Dir: Tony Krawitz. Australia. 2012. 83mins
With a cast of damaged, lost and unsympathetic characters — and perhaps the most unalluring title of the year — Dead Europe is niche arthouse and festivals fare, demandingly bleak but made with aggressive style and high technical skill. Tony Krawitz’s debut fiction feature also has multiple international locations, starting in Sydney then exploring the seedy sides of Athens, Paris and Budapest.
Krawitz has a telling eye for location details and uses handheld close-ups to strong effect.
Following its initial appearance in competition at the Sydney Film Festival a local release date is yet to be announced. Drugs scrambled and sexually explicit, it requires an attentive audience prepared to be challenged.
Based on a provocative novel by Australian Christos Tsiolkas, whose 2009 The Slap was the basis for an internationally acclaimed six-part TV series, Dead Europe deals with an openly gay Greek/Australian confronting his family roots.

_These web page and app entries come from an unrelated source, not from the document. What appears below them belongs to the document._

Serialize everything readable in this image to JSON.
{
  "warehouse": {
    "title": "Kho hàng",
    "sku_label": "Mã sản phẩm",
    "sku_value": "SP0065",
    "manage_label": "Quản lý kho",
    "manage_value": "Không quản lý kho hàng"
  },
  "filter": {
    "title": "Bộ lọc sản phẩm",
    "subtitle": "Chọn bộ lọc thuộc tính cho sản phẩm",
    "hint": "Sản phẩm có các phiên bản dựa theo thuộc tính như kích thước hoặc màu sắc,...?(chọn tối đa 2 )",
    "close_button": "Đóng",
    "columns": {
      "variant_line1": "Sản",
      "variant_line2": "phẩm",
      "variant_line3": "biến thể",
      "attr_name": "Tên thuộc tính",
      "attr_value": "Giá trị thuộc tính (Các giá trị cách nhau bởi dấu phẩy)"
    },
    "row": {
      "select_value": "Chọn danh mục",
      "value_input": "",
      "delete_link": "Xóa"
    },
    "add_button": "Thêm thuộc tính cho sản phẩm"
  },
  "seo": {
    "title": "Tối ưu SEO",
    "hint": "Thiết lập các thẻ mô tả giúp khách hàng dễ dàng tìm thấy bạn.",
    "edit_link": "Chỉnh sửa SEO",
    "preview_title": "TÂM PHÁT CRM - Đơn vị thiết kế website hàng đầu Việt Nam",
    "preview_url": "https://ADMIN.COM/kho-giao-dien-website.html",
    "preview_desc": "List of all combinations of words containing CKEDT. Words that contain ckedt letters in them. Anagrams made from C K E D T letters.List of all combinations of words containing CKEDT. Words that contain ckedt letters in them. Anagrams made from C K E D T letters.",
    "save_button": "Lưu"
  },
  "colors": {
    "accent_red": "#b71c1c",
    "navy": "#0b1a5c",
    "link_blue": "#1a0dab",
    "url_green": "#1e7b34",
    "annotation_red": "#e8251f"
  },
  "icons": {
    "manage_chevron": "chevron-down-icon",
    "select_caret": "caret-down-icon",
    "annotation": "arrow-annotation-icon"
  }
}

The 2005 novel, not an obvious choice for filming, received a mix of reviews — some ecstatic, some horrified, some a mixture of both. The same may well apply to this movie version.
With Louise Fox’s adaptation, Krawitz streamlines the novel’s complex narrative. Arty photographer Isaac (Ewen Leslie), invited to exhibit his work in Athens, is disturbed by the manic reaction of his father Vasili (William Zappa) who then commits suicide in the family car. When Isaac determines to take Vasili’s ashes back to the Greek village from where he came, his mother is appalled. She speaks of an ‘evil eye’ and a family curse.
Details of a dark secret emerge as Isaac visits relatives in litter-strewn, violent Athens, then meets some grimly inhospitable folk in the remote mountain village. An unlikely trail leads him to Paris and Budapest, similarly seedy, similarly packed with suspicious locals and wretchedly abused displaced refugees. A beautiful teenager (Kobi Smit-McPhee from The Road) keeps appearing and disappearing. The sexual encounters get nastier, then very nasty indeed.
Krawitz, who made the award winning short film Jew Boy (2005) also with the handsome, deeply committed Ewen Leslie as his lead, has a telling eye for location details and uses handheld close-ups to strong effect. The snatched camerawork (German McMicking), fast editing (Alexandre De Franceschi, Scott Gray) and unsettling score (Jed Kurzel) are of high quality. But if the Sydney Festival audience were hoping for an even slightly hopeful ending they were to be disappointed.
Production company: See-Saw Films
Aust/NZ distribution: Transmission Films
International sales: Wild Bunch, www.wildbunch.biz
Producers: Emile Sherman, Iain Canning, Liz Watts
Screenplay: Louise Fox, based on the novel by Christos Tsiolkas
Cinematography: German McMicking
Editors: Alexandre De Franceschi, Scott Gray
Production designer: Fiona Crombie
Music: Jed Kurzel
Main cast: Ewen Leslie, Marton Csokas, Kodi Smit‐McPhee, Jean‐Francois Balmer, Igal Naor, William Zappa, Francoise Lebrun, Thanos Samaras, Danae Skiadi